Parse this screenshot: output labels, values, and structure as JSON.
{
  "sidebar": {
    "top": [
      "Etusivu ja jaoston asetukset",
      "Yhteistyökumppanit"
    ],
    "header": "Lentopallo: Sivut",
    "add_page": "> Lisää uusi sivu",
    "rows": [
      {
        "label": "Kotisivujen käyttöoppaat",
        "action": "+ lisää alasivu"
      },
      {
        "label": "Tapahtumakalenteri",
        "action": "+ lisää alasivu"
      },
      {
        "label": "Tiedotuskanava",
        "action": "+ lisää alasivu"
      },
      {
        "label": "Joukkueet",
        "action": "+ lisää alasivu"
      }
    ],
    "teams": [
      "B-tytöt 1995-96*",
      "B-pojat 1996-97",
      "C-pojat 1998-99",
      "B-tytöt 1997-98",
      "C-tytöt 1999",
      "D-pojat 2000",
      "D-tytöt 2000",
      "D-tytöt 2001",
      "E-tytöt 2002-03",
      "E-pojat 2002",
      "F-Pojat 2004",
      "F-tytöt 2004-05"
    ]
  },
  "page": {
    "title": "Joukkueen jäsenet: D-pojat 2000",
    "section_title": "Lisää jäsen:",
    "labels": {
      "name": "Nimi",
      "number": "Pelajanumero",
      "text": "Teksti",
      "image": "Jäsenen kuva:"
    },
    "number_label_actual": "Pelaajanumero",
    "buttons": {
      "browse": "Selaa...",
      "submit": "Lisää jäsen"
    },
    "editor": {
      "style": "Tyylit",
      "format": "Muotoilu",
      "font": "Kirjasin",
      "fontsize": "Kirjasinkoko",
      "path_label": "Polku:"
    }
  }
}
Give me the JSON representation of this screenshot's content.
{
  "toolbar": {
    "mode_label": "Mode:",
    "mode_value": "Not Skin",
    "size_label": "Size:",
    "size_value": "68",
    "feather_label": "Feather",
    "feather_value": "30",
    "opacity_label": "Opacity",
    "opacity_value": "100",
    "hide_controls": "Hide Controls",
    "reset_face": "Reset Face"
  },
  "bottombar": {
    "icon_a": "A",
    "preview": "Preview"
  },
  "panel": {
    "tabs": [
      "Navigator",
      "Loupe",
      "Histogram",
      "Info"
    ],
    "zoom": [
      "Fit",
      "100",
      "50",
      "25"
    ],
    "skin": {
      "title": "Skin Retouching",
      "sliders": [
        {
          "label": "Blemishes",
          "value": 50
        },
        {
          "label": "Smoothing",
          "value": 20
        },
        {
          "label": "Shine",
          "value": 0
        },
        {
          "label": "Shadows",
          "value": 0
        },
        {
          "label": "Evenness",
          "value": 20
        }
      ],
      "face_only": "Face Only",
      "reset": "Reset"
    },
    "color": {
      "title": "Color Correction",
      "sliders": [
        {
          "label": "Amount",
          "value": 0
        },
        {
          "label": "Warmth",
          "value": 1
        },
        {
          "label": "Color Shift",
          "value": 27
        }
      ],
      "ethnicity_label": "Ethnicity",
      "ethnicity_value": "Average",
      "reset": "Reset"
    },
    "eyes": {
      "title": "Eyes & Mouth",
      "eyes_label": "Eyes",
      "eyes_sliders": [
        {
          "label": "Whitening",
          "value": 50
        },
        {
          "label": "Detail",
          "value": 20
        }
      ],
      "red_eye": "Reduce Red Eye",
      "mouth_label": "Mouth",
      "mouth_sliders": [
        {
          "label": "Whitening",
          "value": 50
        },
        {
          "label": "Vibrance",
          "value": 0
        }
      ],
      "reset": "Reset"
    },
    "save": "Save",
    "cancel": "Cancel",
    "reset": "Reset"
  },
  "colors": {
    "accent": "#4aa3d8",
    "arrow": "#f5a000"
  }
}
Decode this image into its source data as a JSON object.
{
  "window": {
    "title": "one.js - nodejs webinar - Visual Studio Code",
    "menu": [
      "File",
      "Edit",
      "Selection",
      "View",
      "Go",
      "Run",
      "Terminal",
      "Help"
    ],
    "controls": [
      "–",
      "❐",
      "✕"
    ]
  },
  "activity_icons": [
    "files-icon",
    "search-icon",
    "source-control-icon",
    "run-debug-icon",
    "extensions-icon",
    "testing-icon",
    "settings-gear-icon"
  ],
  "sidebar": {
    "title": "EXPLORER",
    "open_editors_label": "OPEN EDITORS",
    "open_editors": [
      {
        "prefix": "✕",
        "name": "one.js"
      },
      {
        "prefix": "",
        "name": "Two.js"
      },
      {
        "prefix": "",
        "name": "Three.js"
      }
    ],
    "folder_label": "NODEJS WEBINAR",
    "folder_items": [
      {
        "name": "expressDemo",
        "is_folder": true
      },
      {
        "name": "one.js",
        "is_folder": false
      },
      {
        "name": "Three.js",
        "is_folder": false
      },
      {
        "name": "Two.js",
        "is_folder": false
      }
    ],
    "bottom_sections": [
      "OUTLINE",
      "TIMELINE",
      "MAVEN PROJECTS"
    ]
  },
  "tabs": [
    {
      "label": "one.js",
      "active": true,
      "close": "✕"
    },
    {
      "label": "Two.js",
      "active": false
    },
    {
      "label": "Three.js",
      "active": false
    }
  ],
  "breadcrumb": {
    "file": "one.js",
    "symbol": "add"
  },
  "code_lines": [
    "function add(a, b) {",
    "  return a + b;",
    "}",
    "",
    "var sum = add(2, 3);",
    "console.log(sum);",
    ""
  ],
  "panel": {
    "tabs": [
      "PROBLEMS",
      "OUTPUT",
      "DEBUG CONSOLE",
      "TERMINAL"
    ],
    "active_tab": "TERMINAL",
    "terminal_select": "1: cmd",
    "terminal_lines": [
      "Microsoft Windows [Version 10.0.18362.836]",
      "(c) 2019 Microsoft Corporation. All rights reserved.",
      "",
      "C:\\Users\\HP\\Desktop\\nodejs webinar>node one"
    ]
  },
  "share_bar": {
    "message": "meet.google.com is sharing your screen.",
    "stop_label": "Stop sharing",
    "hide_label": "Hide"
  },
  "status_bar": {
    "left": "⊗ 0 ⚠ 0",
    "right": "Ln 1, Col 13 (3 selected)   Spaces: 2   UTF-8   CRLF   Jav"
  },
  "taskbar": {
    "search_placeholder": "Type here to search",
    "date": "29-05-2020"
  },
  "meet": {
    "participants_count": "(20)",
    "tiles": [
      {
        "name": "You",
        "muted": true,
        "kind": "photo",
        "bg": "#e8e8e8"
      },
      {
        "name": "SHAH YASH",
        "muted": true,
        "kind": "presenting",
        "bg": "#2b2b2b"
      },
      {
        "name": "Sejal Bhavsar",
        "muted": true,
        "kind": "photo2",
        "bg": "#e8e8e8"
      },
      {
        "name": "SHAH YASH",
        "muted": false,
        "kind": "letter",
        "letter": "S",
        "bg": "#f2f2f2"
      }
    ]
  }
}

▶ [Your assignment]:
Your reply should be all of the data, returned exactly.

▶ [Result below]:
Parse this screenshot: output labels, values, and structure as JSON.
{
  "sidebar": {
    "top": [
      "Etusivu ja jaoston asetukset",
      "Yhteistyökumppanit"
    ],
    "header": "Lentopallo: Sivut",
    "add_page": "> Lisää uusi sivu",
    "rows": [
      {
        "label": "Kotisivujen käyttöoppaat",
        "action": "+ lisää alasivu"
      },
      {
        "label": "Tapahtumakalenteri",
        "action": "+ lisää alasivu"
      },
      {
        "label": "Tiedotuskanava",
        "action": "+ lisää alasivu"
      },
      {
        "label": "Joukkueet",
        "action": "+ lisää alasivu"
      }
    ],
    "teams": [
      "B-tytöt 1995-96*",
      "B-pojat 1996-97",
      "C-pojat 1998-99",
      "B-tytöt 1997-98",
      "C-tytöt 1999",
      "D-pojat 2000",
      "D-tytöt 2000",
      "D-tytöt 2001",
      "E-tytöt 2002-03",
      "E-pojat 2002",
      "F-Pojat 2004",
      "F-tytöt 2004-05"
    ]
  },
  "page": {
    "title": "Joukkueen jäsenet: D-pojat 2000",
    "section_title": "Lisää jäsen:",
    "labels": {
      "name": "Nimi",
      "number": "Pelajanumero",
      "text": "Teksti",
      "image": "Jäsenen kuva:"
    },
    "number_label_actual": "Pelaajanumero",
    "buttons": {
      "browse": "Selaa...",
      "submit": "Lisää jäsen"
    },
    "editor": {
      "style": "Tyylit",
      "format": "Muotoilu",
      "font": "Kirjasin",
      "fontsize": "Kirjasinkoko",
      "path_label": "Polku:"
    }
  }
}
Give me the JSON representation of this screenshot's content.
{
  "toolbar": {
    "mode_label": "Mode:",
    "mode_value": "Not Skin",
    "size_label": "Size:",
    "size_value": "68",
    "feather_label": "Feather",
    "feather_value": "30",
    "opacity_label": "Opacity",
    "opacity_value": "100",
    "hide_controls": "Hide Controls",
    "reset_face": "Reset Face"
  },
  "bottombar": {
    "icon_a": "A",
    "preview": "Preview"
  },
  "panel": {
    "tabs": [
      "Navigator",
      "Loupe",
      "Histogram",
      "Info"
    ],
    "zoom": [
      "Fit",
      "100",
      "50",
      "25"
    ],
    "skin": {
      "title": "Skin Retouching",
      "sliders": [
        {
          "label": "Blemishes",
          "value": 50
        },
        {
          "label": "Smoothing",
          "value": 20
        },
        {
          "label": "Shine",
          "value": 0
        },
        {
          "label": "Shadows",
          "value": 0
        },
        {
          "label": "Evenness",
          "value": 20
        }
      ],
      "face_only": "Face Only",
      "reset": "Reset"
    },
    "color": {
      "title": "Color Correction",
      "sliders": [
        {
          "label": "Amount",
          "value": 0
        },
        {
          "label": "Warmth",
          "value": 1
        },
        {
          "label": "Color Shift",
          "value": 27
        }
      ],
      "ethnicity_label": "Ethnicity",
      "ethnicity_value": "Average",
      "reset": "Reset"
    },
    "eyes": {
      "title": "Eyes & Mouth",
      "eyes_label": "Eyes",
      "eyes_sliders": [
        {
          "label": "Whitening",
          "value": 50
        },
        {
          "label": "Detail",
          "value": 20
        }
      ],
      "red_eye": "Reduce Red Eye",
      "mouth_label": "Mouth",
      "mouth_sliders": [
        {
          "label": "Whitening",
          "value": 50
        },
        {
          "label": "Vibrance",
          "value": 0
        }
      ],
      "reset": "Reset"
    },
    "save": "Save",
    "cancel": "Cancel",
    "reset": "Reset"
  },
  "colors": {
    "accent": "#4aa3d8",
    "arrow": "#f5a000"
  }
}
Decode this image into its source data as a JSON object.
{
  "window": {
    "title": "one.js - nodejs webinar - Visual Studio Code",
    "menu": [
      "File",
      "Edit",
      "Selection",
      "View",
      "Go",
      "Run",
      "Terminal",
      "Help"
    ],
    "controls": [
      "–",
      "❐",
      "✕"
    ]
  },
  "activity_icons": [
    "files-icon",
    "search-icon",
    "source-control-icon",
    "run-debug-icon",
    "extensions-icon",
    "testing-icon",
    "settings-gear-icon"
  ],
  "sidebar": {
    "title": "EXPLORER",
    "open_editors_label": "OPEN EDITORS",
    "open_editors": [
      {
        "prefix": "✕",
        "name": "one.js"
      },
      {
        "prefix": "",
        "name": "Two.js"
      },
      {
        "prefix": "",
        "name": "Three.js"
      }
    ],
    "folder_label": "NODEJS WEBINAR",
    "folder_items": [
      {
        "name": "expressDemo",
        "is_folder": true
      },
      {
        "name": "one.js",
        "is_folder": false
      },
      {
        "name": "Three.js",
        "is_folder": false
      },
      {
        "name": "Two.js",
        "is_folder": false
      }
    ],
    "bottom_sections": [
      "OUTLINE",
      "TIMELINE",
      "MAVEN PROJECTS"
    ]
  },
  "tabs": [
    {
      "label": "one.js",
      "active": true,
      "close": "✕"
    },
    {
      "label": "Two.js",
      "active": false
    },
    {
      "label": "Three.js",
      "active": false
    }
  ],
  "breadcrumb": {
    "file": "one.js",
    "symbol": "add"
  },
  "code_lines": [
    "function add(a, b) {",
    "  return a + b;",
    "}",
    "",
    "var sum = add(2, 3);",
    "console.log(sum);",
    ""
  ],
  "panel": {
    "tabs": [
      "PROBLEMS",
      "OUTPUT",
      "DEBUG CONSOLE",
      "TERMINAL"
    ],
    "active_tab": "TERMINAL",
    "terminal_select": "1: cmd",
    "terminal_lines": [
      "Microsoft Windows [Version 10.0.18362.836]",
      "(c) 2019 Microsoft Corporation. All rights reserved.",
      "",
      "C:\\Users\\HP\\Desktop\\nodejs webinar>node one"
    ]
  },
  "share_bar": {
    "message": "meet.google.com is sharing your screen.",
    "stop_label": "Stop sharing",
    "hide_label": "Hide"
  },
  "status_bar": {
    "left": "⊗ 0 ⚠ 0",
    "right": "Ln 1, Col 13 (3 selected)   Spaces: 2   UTF-8   CRLF   Jav"
  },
  "taskbar": {
    "search_placeholder": "Type here to search",
    "date": "29-05-2020"
  },
  "meet": {
    "participants_count": "(20)",
    "tiles": [
      {
        "name": "You",
        "muted": true,
        "kind": "photo",
        "bg": "#e8e8e8"
      },
      {
        "name": "SHAH YASH",
        "muted": true,
        "kind": "presenting",
        "bg": "#2b2b2b"
      },
      {
        "name": "Sejal Bhavsar",
        "muted": true,
        "kind": "photo2",
        "bg": "#e8e8e8"
      },
      {
        "name": "SHAH YASH",
        "muted": false,
        "kind": "letter",
        "letter": "S",
        "bg": "#f2f2f2"
      }
    ]
  }
}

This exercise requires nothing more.